→ TASK DETAILS: Nothing in the entries may change when you repeat them, and no images may appear.

Entries from a dataset of interfaces:
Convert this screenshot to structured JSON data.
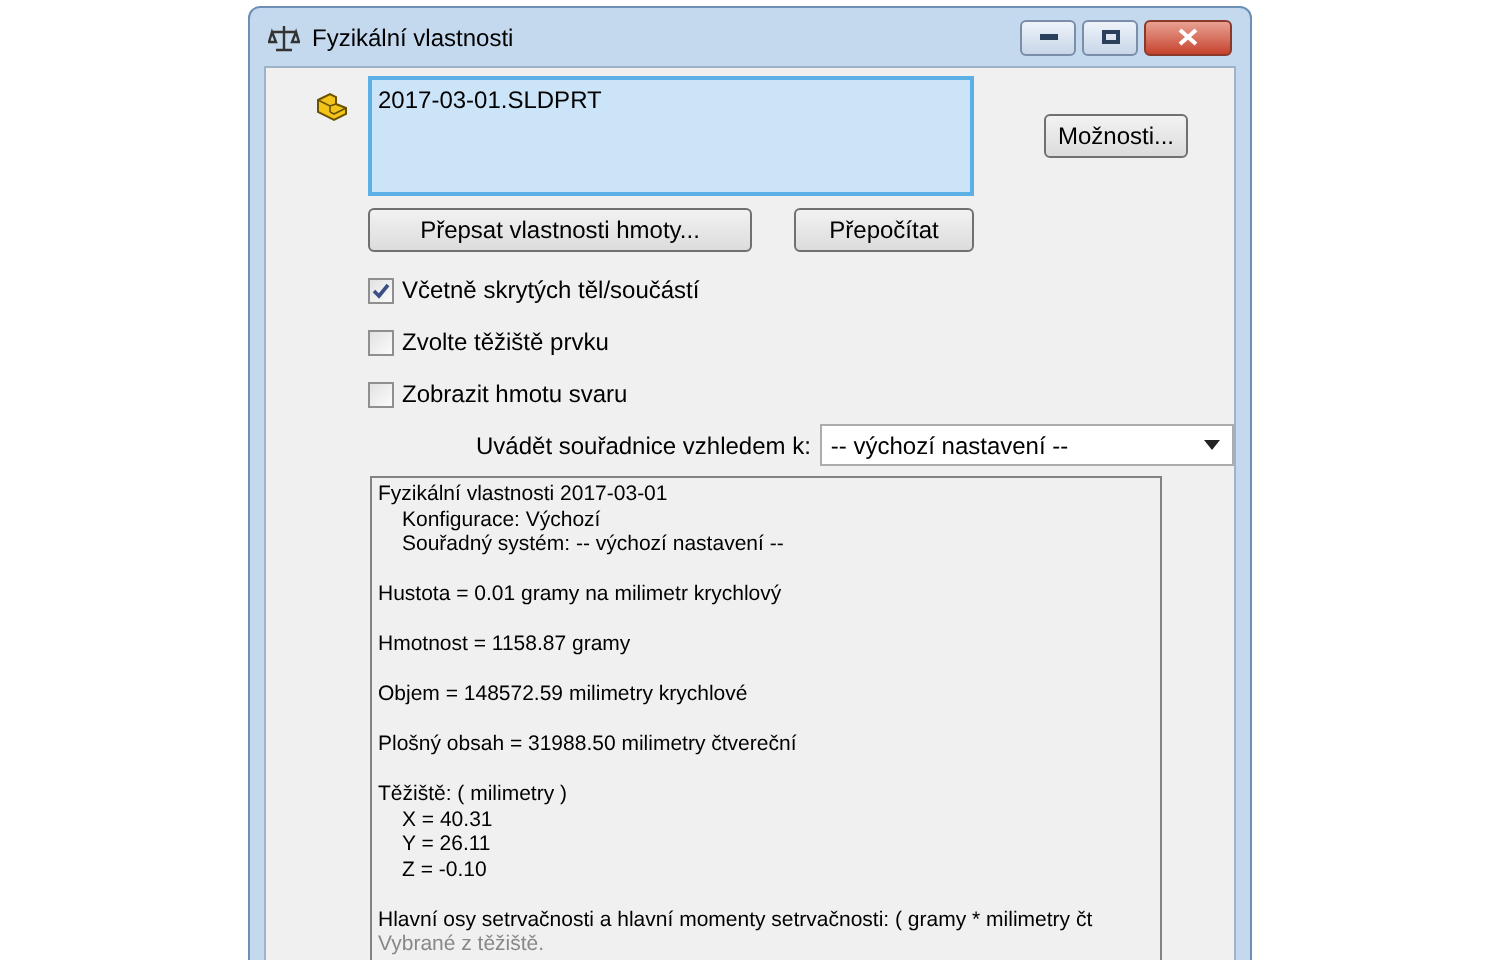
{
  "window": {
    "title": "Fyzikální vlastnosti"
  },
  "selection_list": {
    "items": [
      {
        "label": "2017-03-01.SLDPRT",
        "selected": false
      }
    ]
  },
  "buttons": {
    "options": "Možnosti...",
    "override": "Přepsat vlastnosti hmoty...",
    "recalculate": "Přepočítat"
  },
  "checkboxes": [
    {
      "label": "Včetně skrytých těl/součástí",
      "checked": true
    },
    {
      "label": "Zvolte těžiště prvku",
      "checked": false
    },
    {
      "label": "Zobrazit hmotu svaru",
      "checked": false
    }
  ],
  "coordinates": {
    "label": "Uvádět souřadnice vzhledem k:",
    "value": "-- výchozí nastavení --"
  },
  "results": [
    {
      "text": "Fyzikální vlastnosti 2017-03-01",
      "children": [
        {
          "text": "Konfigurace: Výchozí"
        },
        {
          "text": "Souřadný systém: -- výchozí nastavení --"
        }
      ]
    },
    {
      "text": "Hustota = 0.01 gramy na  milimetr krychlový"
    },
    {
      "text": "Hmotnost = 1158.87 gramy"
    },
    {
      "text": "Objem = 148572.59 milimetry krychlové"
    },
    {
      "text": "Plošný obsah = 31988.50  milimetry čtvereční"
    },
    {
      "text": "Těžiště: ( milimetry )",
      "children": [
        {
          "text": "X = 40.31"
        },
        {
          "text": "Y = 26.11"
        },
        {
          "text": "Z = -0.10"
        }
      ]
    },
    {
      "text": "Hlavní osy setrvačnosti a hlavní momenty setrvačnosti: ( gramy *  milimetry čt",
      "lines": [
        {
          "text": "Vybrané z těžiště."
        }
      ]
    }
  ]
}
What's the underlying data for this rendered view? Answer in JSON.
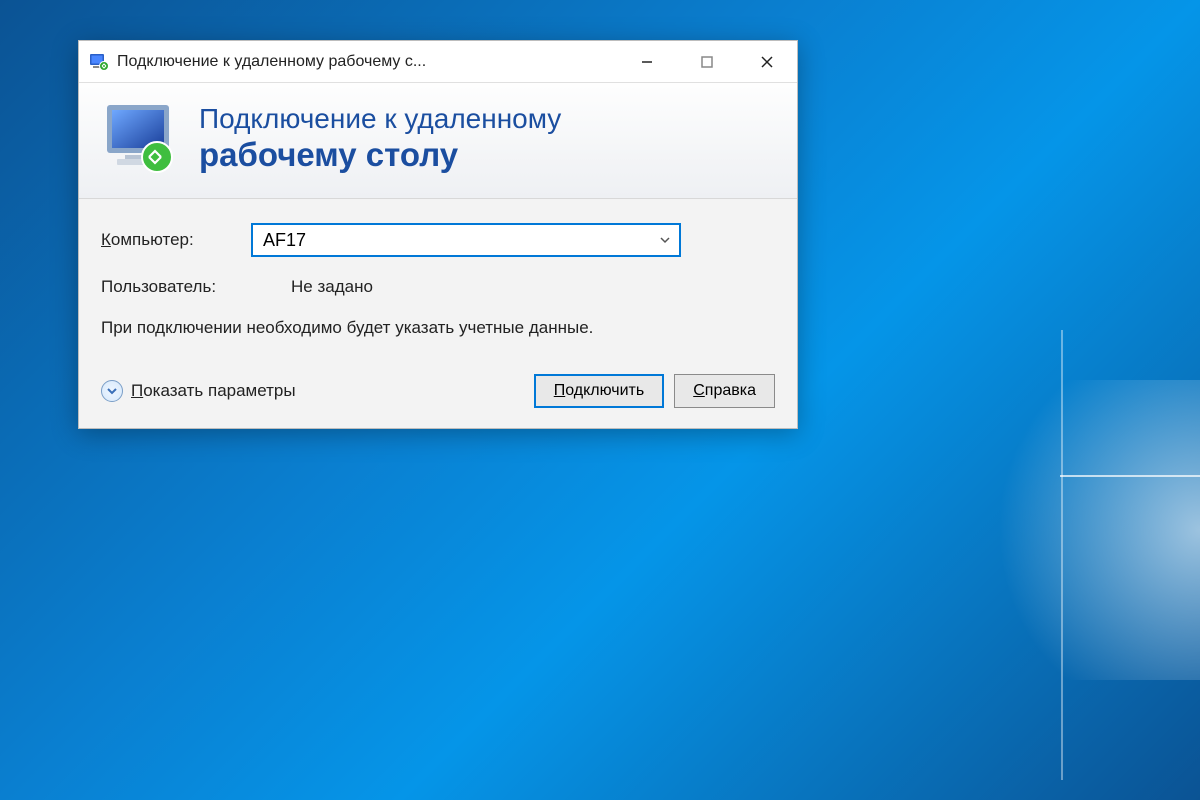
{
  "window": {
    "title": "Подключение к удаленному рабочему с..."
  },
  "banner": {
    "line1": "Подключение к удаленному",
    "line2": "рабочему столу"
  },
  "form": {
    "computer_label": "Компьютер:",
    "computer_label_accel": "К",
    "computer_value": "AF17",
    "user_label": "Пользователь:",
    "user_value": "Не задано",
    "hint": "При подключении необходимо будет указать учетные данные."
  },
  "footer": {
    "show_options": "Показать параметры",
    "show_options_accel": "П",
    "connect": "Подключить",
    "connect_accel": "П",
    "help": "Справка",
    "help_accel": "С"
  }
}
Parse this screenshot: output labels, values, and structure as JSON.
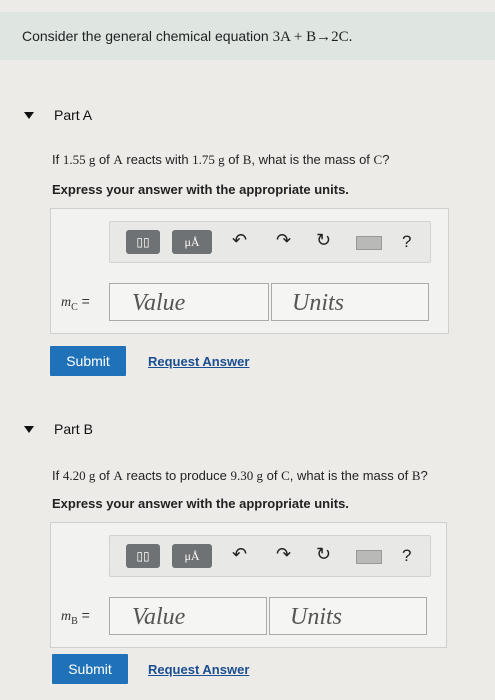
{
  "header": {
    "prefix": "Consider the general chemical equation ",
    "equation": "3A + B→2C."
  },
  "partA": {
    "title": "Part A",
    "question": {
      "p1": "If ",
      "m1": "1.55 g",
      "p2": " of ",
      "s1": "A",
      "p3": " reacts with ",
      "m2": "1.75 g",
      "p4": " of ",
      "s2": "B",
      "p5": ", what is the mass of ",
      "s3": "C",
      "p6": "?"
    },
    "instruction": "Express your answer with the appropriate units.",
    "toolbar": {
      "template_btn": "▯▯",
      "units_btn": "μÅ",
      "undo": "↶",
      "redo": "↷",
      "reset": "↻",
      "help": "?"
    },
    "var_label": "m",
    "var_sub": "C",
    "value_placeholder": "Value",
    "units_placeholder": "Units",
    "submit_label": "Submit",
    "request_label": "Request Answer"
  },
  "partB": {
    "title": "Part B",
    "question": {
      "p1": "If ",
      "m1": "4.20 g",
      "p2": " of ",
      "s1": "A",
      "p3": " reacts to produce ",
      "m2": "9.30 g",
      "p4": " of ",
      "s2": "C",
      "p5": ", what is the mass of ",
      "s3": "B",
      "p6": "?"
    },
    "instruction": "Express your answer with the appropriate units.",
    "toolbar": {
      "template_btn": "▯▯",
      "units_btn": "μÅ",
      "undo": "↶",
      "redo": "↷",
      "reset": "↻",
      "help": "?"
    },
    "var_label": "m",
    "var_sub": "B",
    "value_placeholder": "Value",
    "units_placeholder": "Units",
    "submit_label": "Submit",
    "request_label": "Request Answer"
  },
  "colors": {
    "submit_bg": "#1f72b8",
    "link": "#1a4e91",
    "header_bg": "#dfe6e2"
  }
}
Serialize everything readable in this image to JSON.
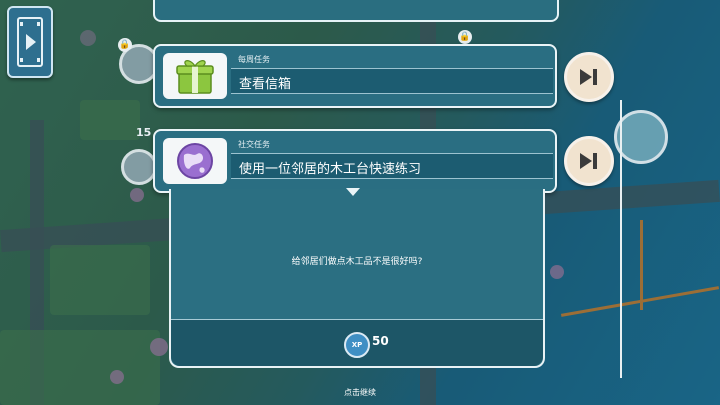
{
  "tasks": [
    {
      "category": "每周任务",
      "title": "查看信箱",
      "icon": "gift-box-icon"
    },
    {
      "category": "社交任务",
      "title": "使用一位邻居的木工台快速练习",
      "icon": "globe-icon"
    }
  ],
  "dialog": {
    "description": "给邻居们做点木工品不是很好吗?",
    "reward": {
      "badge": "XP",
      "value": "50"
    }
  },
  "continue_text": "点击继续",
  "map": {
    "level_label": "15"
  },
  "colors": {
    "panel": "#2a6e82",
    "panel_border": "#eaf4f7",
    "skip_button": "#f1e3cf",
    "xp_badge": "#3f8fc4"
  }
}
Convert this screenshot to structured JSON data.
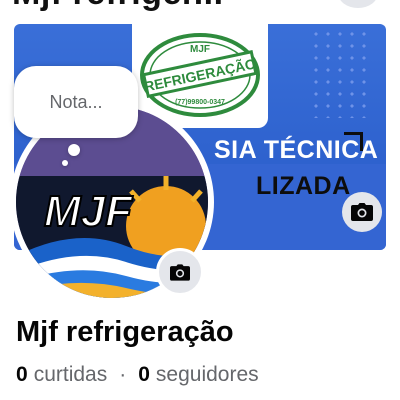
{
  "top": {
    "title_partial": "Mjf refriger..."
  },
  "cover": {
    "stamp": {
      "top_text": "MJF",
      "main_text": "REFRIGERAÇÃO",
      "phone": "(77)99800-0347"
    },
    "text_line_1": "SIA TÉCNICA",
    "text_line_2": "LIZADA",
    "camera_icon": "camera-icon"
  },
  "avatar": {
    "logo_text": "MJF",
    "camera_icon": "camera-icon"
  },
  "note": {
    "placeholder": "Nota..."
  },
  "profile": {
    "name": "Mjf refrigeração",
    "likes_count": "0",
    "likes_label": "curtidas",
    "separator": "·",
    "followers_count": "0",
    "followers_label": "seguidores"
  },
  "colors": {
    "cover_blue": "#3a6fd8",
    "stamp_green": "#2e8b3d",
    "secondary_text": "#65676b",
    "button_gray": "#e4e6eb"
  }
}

→ EXERCISE ANSWER:
Convert this screenshot to structured JSON data.
{
  "window": {
    "title": "Fyzikální vlastnosti"
  },
  "selection_list": {
    "items": [
      {
        "label": "2017-03-01.SLDPRT",
        "selected": false
      }
    ]
  },
  "buttons": {
    "options": "Možnosti...",
    "override": "Přepsat vlastnosti hmoty...",
    "recalculate": "Přepočítat"
  },
  "checkboxes": [
    {
      "label": "Včetně skrytých těl/součástí",
      "checked": true
    },
    {
      "label": "Zvolte těžiště prvku",
      "checked": false
    },
    {
      "label": "Zobrazit hmotu svaru",
      "checked": false
    }
  ],
  "coordinates": {
    "label": "Uvádět souřadnice vzhledem k:",
    "value": "-- výchozí nastavení --"
  },
  "results": [
    {
      "text": "Fyzikální vlastnosti 2017-03-01",
      "children": [
        {
          "text": "Konfigurace: Výchozí"
        },
        {
          "text": "Souřadný systém: -- výchozí nastavení --"
        }
      ]
    },
    {
      "text": "Hustota = 0.01 gramy na  milimetr krychlový"
    },
    {
      "text": "Hmotnost = 1158.87 gramy"
    },
    {
      "text": "Objem = 148572.59 milimetry krychlové"
    },
    {
      "text": "Plošný obsah = 31988.50  milimetry čtvereční"
    },
    {
      "text": "Těžiště: ( milimetry )",
      "children": [
        {
          "text": "X = 40.31"
        },
        {
          "text": "Y = 26.11"
        },
        {
          "text": "Z = -0.10"
        }
      ]
    },
    {
      "text": "Hlavní osy setrvačnosti a hlavní momenty setrvačnosti: ( gramy *  milimetry čt",
      "lines": [
        {
          "text": "Vybrané z těžiště."
        }
      ]
    }
  ]
}
What's the underlying data for this rendered view? Answer in JSON.
{
  "window": {
    "title": "Подключение к удаленному рабочему с..."
  },
  "banner": {
    "line1": "Подключение к удаленному",
    "line2": "рабочему столу"
  },
  "form": {
    "computer_label": "Компьютер:",
    "computer_label_accel": "К",
    "computer_value": "AF17",
    "user_label": "Пользователь:",
    "user_value": "Не задано",
    "hint": "При подключении необходимо будет указать учетные данные."
  },
  "footer": {
    "show_options": "Показать параметры",
    "show_options_accel": "П",
    "connect": "Подключить",
    "connect_accel": "П",
    "help": "Справка",
    "help_accel": "С"
  }
}
Parse this screenshot: output labels, values, and structure as JSON.
{
  "header": {
    "prefix": "Consider the general chemical equation ",
    "equation": "3A + B→2C."
  },
  "partA": {
    "title": "Part A",
    "question": {
      "p1": "If ",
      "m1": "1.55 g",
      "p2": " of ",
      "s1": "A",
      "p3": " reacts with ",
      "m2": "1.75 g",
      "p4": " of ",
      "s2": "B",
      "p5": ", what is the mass of ",
      "s3": "C",
      "p6": "?"
    },
    "instruction": "Express your answer with the appropriate units.",
    "toolbar": {
      "template_btn": "▯▯",
      "units_btn": "μÅ",
      "undo": "↶",
      "redo": "↷",
      "reset": "↻",
      "help": "?"
    },
    "var_label": "m",
    "var_sub": "C",
    "value_placeholder": "Value",
    "units_placeholder": "Units",
    "submit_label": "Submit",
    "request_label": "Request Answer"
  },
  "partB": {
    "title": "Part B",
    "question": {
      "p1": "If ",
      "m1": "4.20 g",
      "p2": " of ",
      "s1": "A",
      "p3": " reacts to produce ",
      "m2": "9.30 g",
      "p4": " of ",
      "s2": "C",
      "p5": ", what is the mass of ",
      "s3": "B",
      "p6": "?"
    },
    "instruction": "Express your answer with the appropriate units.",
    "toolbar": {
      "template_btn": "▯▯",
      "units_btn": "μÅ",
      "undo": "↶",
      "redo": "↷",
      "reset": "↻",
      "help": "?"
    },
    "var_label": "m",
    "var_sub": "B",
    "value_placeholder": "Value",
    "units_placeholder": "Units",
    "submit_label": "Submit",
    "request_label": "Request Answer"
  },
  "colors": {
    "submit_bg": "#1f72b8",
    "link": "#1a4e91",
    "header_bg": "#dfe6e2"
  }
}
Serialize everything readable in this image to JSON.
{
  "tasks": [
    {
      "category": "每周任务",
      "title": "查看信箱",
      "icon": "gift-box-icon"
    },
    {
      "category": "社交任务",
      "title": "使用一位邻居的木工台快速练习",
      "icon": "globe-icon"
    }
  ],
  "dialog": {
    "description": "给邻居们做点木工品不是很好吗?",
    "reward": {
      "badge": "XP",
      "value": "50"
    }
  },
  "continue_text": "点击继续",
  "map": {
    "level_label": "15"
  },
  "colors": {
    "panel": "#2a6e82",
    "panel_border": "#eaf4f7",
    "skip_button": "#f1e3cf",
    "xp_badge": "#3f8fc4"
  }
}
Convert this screenshot to structured JSON data.
{
  "top": {
    "title_partial": "Mjf refriger..."
  },
  "cover": {
    "stamp": {
      "top_text": "MJF",
      "main_text": "REFRIGERAÇÃO",
      "phone": "(77)99800-0347"
    },
    "text_line_1": "SIA TÉCNICA",
    "text_line_2": "LIZADA",
    "camera_icon": "camera-icon"
  },
  "avatar": {
    "logo_text": "MJF",
    "camera_icon": "camera-icon"
  },
  "note": {
    "placeholder": "Nota..."
  },
  "profile": {
    "name": "Mjf refrigeração",
    "likes_count": "0",
    "likes_label": "curtidas",
    "separator": "·",
    "followers_count": "0",
    "followers_label": "seguidores"
  },
  "colors": {
    "cover_blue": "#3a6fd8",
    "stamp_green": "#2e8b3d",
    "secondary_text": "#65676b",
    "button_gray": "#e4e6eb"
  }
}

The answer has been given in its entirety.